Also, I think “faithfully” includes how we respond to trials and tribulations. If we resent them and complain about them, that’s not the spirit in which Our Lord desires us to respond to them. If we imitate Job, on the other hand, and say “Blessed be God” as we carry our load, then that merits us grace.
I like your final paragraph, and I don’t think many of us do connect duty of state will acceptance of trials and tribulations. That’s an excellent observation. Complaining about the trials of our state in life is not going to win us grace; I hadn’t thought of that at all even though it seems obvious now.
My sympathy goes to mothers (and fathers) of large families. They have a lot to put up with, and add to their daily trials and sacrifices the fact that “society” frowns upon their large families, they do not have their troubles to seek. Yet, the ones I know make time for family prayer (daily rosary, often) and never miss Mass, including sometimes weekdays or First Saturdays. These Catholics are shining examples of living according to our duty of state, yet often go unappreciated IMO.
During Lent I heard an old priest talking about the Way of the Cross. He said that we must realise that, as Christians, the Way of the Cross is really the form of our lives and that, as disciples of the Master, we cannot think to subtract ourselves from it. If we wish to follow him, the Via Dolorosa is inevitable.
I’m a bit fed up hearing mothers saying that they need some “me time” – it sounds so self-centred.
Is this not an offence against our duty of state as parents? Are Christian parents not meant to be entirely self-giving?
I agree that the whole “me time” thing sounds selfish but as long as the mother is doing her basic duty by caring/catering/educating her children, there’s nothing antithetical to the Faith in expressing a need for some rest time. We all need recreation to re-charge our batteries.
As for “are Christian parents not meant to be entirely self-giving?” Well.. yes, but aren’t we all?
Touché. I take your point. It’s just something that grates with me, when I hear this “me time” – it’s easier to understand “I could use a rest” if you know what I mean!
‘Me time’ is selfish in tone, with an added hint of victimisation. ‘Rest’ is something completely different, restorative, fundamentally good for body and soul.

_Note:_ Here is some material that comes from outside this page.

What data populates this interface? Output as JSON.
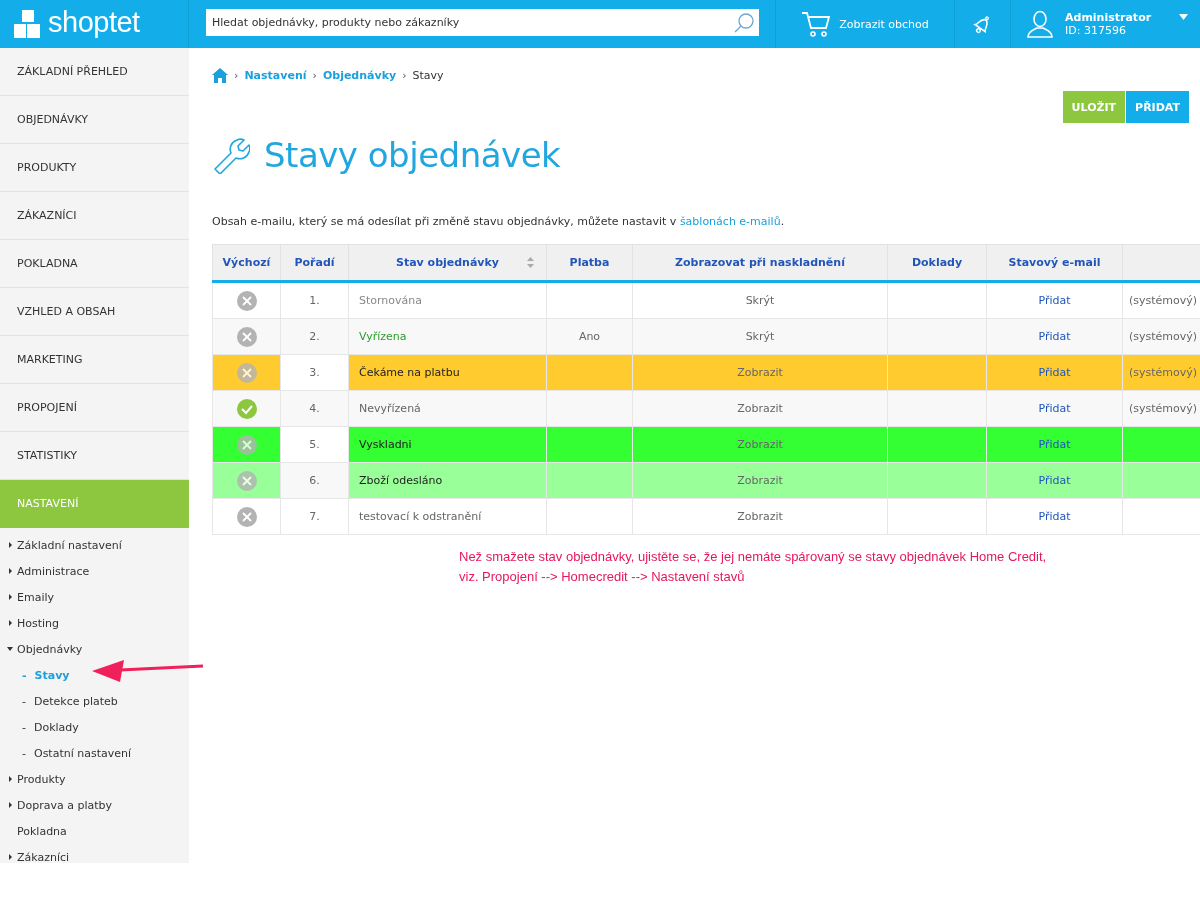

For St. Alphonsus’ commentary on an important aspect of this topic:
and scroll down to “Evening Meditation.”